Every month we ask one individual in our network a few questions about their way into tech, their motivation and their lessons learned.
Let’s start from the beginning. Tell us about where you’re from!
I was born in Washington DC and lived in Virginia (in metropolitan DC area) until I went off to college..
What valuable advice did you get from your parents?
I received so much valuable advice from my parents over the years, thought the one I’ve been thinking about lately is “It’s only money” (I remember hearing this the first time from my Dad when I got in a fender bender). It sounds trite, but I took it to mean your family, friends, your health, well-being and safety are really what matters – not material things, not money. “It’s only money” helps me frame a lot of decisions in my life!
How did you become interested in tech?
I caught the tech bug from my Dad, who was a patent attorney and chemical engineer. He was early on the early adopter trend. We had Atari game consoles and we were one of the first in the neighborhood to get a home PC, and digital camera. My Dad would replace his own motherboards on this computers (on which I played around on AOL chat rooms), and later one he and I would geek out about the latest iPod innovations.
What aspects of your work are you proudest of?
I’m the most proud of the times I’ve been above to be innovative and work through complex challenges. I’m drawn to products and technologies that are groundbreaking, first-of-a-kind (e.g. helped launch Chromecast, the first mass-marketing consumer electronics product that Google built, and I’m now working on cutting-edge virtual reality and augmented reality initiatives). It’s hard to build the future, but it’s darn rewarding when you do (even if it happens over the course of years).
What drives you at work?
In addition to working on never-been-done-before challenges, I am incredibly motivated to be able to work on products and platforms that have the potential of impacting tens and hundreds of millions of people.

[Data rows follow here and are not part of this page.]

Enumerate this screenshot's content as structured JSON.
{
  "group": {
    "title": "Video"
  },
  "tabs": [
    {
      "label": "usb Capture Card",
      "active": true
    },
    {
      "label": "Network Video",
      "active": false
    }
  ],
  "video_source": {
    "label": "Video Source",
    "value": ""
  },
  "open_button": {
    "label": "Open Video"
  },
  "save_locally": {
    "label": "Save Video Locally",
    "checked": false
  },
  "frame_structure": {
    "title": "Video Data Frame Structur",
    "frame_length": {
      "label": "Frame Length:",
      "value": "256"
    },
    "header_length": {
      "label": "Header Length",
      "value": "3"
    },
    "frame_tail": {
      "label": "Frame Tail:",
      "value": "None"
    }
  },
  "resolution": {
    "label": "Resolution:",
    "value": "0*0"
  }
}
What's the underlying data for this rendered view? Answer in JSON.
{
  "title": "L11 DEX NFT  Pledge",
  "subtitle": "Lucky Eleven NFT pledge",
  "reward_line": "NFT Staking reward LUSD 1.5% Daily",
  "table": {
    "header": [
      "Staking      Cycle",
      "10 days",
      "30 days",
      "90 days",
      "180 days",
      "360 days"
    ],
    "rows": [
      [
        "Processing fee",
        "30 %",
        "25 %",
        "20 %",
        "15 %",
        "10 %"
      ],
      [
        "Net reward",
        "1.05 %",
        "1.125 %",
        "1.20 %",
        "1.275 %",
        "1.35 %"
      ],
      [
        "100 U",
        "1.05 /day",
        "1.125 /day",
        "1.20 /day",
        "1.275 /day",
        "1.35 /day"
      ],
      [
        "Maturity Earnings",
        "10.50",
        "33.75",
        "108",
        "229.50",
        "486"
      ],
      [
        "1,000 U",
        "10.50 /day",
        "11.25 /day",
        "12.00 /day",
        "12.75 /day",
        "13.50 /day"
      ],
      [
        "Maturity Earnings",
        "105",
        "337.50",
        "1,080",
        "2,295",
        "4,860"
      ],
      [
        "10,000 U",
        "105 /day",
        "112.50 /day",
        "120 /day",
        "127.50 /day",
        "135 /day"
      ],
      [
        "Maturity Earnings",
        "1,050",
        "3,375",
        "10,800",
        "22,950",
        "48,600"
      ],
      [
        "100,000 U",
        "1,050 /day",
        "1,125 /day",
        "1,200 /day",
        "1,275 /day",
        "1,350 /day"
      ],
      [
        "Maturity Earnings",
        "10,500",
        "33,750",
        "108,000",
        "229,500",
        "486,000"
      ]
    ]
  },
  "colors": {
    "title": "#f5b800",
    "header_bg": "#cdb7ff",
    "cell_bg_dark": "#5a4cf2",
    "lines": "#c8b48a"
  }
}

There is such a palpable reward from seeing your efforts surface in consumer products and services that delight people and make their lives easier, more fulfilled, enriched.
But I also love working with people and teams. I derive energy from working with some of the world’s brightest engineers, marketings and product managers, as well, as helping my own team thrive and build successful careers.
What has been your toughest challenge you faced while working in tech?
One of the biggest challenges I’ve had in the last several years was working remotely. I felt like I had to work twice as hard in many instances to be top of mind to be considered for opportunities, to be included in the conversation. I’ve got good video-conference game, but it’s just not the same.
What advice would you give other women in tech?
I’ve been working for over 20 years now (first in finance, now in tech), and to this day, I’ve always been one of only a handful of women at that table. We have to be the harbinger for diversity in hiring, inclusion in the workplace. Our grandmothers helped us get the vote. Our mothers went to college and helped us earn the right to work. We need to stop accepting that it’s okay that we’re more often than not one of the only woman in the room. The buck stops with us.